At the time of writing, sodium aluminosilicate (AKA sodium silicoaluminate, E-554, or just "anti-caking agent" - by far the most common in salt and probably the least expensive) costs about $35/kg. Here is one source.
You can easily find sea salt or table salt for $1/lb ($2.20/kg) or even as low as $1/kg if you buy in bulk. And this is retail, not wholesale.
So, using anti-caking agents as "filler" - not a very shrewd business move.
Even if a distributor wanted to waste enormous amounts of cash putting unnecessary amounts of anti-caking agent in salt, regulations don't allow it. The FDA, and most other international food agencies, limit the amount of anti-caking agent to 2% by weight (except in baking powder).
2% - trust me, that's not going to make it taste any different. It's all in your head.
I can personally attest to the effectiveness of anti-caking agents in salt because I have purchased sea salt in the past without it - fine sea salt in one of those cardboard boxes with a tiny metal spout. I could never get it out of the box; I had to jam a knife inside to break it apart first, and even then it was difficult. And this is in Ontario, in the wintertime, when it's dry enough to get painful shocks from petting the cat.

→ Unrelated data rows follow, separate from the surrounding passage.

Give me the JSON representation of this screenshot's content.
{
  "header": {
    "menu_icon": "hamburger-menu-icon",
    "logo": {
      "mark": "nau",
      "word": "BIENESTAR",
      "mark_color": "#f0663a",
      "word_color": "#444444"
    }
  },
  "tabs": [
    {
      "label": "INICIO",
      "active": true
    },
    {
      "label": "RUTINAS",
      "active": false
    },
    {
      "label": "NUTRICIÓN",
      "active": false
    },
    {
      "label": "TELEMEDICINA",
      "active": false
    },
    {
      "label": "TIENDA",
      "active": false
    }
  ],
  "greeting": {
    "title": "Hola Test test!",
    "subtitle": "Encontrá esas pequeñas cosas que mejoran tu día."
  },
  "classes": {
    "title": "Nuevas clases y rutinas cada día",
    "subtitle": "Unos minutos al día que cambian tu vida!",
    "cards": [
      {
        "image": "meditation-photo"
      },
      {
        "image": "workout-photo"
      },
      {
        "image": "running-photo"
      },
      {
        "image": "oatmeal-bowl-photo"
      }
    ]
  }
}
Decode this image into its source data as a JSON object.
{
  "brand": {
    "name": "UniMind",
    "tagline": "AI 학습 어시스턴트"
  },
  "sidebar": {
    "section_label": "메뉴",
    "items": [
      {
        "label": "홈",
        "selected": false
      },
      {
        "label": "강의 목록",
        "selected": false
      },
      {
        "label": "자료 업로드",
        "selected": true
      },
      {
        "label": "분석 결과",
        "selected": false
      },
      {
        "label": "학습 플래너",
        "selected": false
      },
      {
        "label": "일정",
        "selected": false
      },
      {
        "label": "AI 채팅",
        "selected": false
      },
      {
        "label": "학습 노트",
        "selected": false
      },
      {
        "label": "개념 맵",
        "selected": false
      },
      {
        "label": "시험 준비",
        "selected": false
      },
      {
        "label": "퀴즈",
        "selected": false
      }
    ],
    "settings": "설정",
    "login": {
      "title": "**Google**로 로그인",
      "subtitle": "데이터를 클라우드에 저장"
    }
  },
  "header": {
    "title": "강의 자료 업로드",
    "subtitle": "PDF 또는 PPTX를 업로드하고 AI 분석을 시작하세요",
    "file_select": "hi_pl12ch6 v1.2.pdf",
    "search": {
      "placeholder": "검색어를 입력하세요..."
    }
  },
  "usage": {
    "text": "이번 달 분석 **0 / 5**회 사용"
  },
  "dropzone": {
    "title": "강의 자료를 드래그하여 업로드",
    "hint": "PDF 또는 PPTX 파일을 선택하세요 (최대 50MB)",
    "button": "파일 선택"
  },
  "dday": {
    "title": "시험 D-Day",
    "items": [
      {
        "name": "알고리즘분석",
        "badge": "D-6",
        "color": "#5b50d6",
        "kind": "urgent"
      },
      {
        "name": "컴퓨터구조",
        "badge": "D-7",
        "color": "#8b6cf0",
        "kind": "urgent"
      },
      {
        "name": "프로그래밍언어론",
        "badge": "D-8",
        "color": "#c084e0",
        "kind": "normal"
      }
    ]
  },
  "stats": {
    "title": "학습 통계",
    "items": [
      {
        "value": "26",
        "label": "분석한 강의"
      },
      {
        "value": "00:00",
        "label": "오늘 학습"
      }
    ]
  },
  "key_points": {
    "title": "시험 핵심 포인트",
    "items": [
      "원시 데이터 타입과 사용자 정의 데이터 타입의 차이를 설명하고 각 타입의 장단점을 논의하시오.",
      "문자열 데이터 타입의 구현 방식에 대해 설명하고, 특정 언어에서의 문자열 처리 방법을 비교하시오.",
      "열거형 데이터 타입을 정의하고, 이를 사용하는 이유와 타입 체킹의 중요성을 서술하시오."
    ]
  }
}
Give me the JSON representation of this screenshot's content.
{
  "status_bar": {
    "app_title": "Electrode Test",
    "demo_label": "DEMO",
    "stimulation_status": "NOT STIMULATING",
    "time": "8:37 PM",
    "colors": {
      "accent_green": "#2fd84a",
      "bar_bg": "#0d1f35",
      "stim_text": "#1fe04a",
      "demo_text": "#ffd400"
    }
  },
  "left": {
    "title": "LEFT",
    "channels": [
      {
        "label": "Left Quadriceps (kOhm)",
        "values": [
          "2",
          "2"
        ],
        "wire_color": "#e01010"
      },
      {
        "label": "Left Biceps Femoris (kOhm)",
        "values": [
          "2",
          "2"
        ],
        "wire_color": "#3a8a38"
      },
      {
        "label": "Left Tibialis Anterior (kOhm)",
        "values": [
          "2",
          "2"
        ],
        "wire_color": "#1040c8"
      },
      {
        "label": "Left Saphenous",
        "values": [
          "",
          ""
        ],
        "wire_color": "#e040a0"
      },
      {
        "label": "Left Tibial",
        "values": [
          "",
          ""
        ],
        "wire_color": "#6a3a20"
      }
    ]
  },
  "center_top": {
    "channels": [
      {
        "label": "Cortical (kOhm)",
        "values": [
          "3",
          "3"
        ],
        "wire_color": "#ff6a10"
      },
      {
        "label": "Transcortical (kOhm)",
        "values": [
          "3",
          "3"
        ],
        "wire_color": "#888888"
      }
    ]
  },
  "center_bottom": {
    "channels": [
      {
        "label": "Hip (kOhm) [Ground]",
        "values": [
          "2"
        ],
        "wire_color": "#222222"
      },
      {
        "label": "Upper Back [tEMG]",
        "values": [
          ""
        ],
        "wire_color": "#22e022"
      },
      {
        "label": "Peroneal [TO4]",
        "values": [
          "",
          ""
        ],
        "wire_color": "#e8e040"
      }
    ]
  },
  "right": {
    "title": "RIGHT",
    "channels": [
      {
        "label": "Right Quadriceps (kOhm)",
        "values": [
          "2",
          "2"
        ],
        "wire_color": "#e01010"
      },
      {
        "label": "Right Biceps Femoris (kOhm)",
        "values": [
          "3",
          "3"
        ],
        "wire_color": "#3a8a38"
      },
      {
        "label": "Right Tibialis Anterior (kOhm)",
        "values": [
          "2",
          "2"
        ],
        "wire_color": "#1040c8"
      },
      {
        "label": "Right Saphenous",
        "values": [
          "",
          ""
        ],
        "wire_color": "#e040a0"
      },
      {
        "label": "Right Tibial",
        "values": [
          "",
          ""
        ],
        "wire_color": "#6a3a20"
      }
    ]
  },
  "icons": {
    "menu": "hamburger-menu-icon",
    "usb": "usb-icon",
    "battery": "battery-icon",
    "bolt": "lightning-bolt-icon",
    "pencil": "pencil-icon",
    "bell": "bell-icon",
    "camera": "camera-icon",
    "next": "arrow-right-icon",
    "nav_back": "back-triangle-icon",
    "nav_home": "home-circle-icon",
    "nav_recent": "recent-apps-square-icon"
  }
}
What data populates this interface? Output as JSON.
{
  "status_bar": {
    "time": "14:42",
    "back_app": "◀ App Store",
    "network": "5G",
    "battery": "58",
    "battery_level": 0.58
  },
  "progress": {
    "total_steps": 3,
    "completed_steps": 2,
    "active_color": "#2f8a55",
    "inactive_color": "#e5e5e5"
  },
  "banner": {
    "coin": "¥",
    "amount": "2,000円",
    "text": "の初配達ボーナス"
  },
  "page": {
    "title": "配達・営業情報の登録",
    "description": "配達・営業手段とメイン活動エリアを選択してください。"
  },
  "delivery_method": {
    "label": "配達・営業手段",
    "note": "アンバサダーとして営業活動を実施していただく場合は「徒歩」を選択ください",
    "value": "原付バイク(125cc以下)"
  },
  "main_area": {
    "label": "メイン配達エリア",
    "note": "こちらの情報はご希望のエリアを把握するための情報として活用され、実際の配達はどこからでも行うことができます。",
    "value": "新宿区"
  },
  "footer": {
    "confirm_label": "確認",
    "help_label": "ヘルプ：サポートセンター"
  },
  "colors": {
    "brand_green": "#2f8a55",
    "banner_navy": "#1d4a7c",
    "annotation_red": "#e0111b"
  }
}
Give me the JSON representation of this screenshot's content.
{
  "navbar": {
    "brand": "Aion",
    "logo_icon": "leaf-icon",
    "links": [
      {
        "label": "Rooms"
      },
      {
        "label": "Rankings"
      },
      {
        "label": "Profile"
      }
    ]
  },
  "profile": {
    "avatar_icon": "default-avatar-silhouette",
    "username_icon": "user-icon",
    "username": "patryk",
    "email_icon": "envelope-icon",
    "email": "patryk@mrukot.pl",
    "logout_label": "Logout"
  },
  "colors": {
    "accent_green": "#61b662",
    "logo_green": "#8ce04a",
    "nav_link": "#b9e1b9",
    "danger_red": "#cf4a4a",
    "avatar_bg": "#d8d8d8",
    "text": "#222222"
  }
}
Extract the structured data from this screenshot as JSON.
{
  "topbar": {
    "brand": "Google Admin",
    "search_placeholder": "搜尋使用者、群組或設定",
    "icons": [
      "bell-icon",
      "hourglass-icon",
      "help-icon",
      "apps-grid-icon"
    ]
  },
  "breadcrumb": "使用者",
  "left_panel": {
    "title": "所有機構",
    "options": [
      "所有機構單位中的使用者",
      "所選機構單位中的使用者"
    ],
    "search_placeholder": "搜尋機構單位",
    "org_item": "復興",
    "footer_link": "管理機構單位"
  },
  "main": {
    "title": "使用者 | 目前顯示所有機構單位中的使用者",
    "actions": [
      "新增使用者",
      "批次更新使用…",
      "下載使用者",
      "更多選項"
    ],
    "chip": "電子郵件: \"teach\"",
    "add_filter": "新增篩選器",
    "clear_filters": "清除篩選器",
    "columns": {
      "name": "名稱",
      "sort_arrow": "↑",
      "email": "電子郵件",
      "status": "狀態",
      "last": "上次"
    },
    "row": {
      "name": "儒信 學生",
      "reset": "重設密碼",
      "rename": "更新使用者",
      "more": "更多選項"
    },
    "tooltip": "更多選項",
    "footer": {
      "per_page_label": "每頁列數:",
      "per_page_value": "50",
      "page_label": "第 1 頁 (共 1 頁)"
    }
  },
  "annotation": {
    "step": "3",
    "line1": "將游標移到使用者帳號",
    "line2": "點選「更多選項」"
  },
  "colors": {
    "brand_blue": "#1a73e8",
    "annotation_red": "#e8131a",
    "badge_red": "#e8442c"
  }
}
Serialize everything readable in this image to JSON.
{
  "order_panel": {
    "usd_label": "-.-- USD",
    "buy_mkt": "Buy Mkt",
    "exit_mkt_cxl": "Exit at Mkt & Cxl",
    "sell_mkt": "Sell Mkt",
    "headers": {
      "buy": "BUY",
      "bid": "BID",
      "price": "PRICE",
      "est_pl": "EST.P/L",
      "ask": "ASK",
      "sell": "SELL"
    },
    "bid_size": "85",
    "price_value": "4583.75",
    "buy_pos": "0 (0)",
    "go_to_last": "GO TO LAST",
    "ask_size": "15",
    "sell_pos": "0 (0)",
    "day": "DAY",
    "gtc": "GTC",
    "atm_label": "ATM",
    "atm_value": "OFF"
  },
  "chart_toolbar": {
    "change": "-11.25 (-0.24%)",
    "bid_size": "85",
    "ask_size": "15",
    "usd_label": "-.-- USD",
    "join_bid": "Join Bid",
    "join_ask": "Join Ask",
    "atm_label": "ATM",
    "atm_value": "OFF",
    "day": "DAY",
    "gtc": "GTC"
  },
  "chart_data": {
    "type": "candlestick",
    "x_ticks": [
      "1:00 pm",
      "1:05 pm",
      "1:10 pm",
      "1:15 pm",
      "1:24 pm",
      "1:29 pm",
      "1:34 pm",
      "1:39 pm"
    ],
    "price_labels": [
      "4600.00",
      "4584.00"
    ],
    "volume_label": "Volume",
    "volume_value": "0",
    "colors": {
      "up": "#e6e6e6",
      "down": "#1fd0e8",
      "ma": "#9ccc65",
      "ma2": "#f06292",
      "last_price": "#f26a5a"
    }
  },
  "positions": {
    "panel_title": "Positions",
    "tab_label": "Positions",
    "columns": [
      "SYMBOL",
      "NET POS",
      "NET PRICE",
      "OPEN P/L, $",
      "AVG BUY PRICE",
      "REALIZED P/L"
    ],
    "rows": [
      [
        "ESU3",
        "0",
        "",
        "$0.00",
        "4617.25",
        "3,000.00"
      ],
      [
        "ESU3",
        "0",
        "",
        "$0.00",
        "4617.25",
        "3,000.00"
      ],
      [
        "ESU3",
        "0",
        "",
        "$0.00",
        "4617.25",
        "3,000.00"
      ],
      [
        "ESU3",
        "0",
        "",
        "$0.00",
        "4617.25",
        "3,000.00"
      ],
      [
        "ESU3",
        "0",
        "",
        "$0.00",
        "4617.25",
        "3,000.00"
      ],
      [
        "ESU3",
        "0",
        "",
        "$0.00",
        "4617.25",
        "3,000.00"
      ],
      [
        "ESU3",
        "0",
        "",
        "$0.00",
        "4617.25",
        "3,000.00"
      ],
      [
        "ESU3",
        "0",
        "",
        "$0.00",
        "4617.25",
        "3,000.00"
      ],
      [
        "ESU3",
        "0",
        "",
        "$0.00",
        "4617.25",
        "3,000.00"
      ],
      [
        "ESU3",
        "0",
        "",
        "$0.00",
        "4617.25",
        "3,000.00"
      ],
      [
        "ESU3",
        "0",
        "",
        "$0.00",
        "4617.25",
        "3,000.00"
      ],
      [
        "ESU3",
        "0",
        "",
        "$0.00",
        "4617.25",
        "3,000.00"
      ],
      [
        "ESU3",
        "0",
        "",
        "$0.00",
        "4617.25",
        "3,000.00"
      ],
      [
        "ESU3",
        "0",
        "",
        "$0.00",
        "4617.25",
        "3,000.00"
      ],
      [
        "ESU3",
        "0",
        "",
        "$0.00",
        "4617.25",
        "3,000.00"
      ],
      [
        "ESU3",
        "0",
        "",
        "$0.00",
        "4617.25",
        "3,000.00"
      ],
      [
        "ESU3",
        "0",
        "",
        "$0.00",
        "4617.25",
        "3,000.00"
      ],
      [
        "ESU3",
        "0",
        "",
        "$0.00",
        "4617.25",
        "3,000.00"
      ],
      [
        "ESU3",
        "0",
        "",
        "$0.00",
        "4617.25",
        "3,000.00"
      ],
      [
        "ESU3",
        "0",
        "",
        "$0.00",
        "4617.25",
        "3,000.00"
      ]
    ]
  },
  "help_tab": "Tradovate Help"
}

Most likely, the reason you never had a problem with salt caking is that you were using salt with anti-caking agent. Maybe you didn't happen to look at the ingredients (it is salt, after all) or maybe they didn't list it - not every jurisdiction requires it as long as it's under the regulated limit.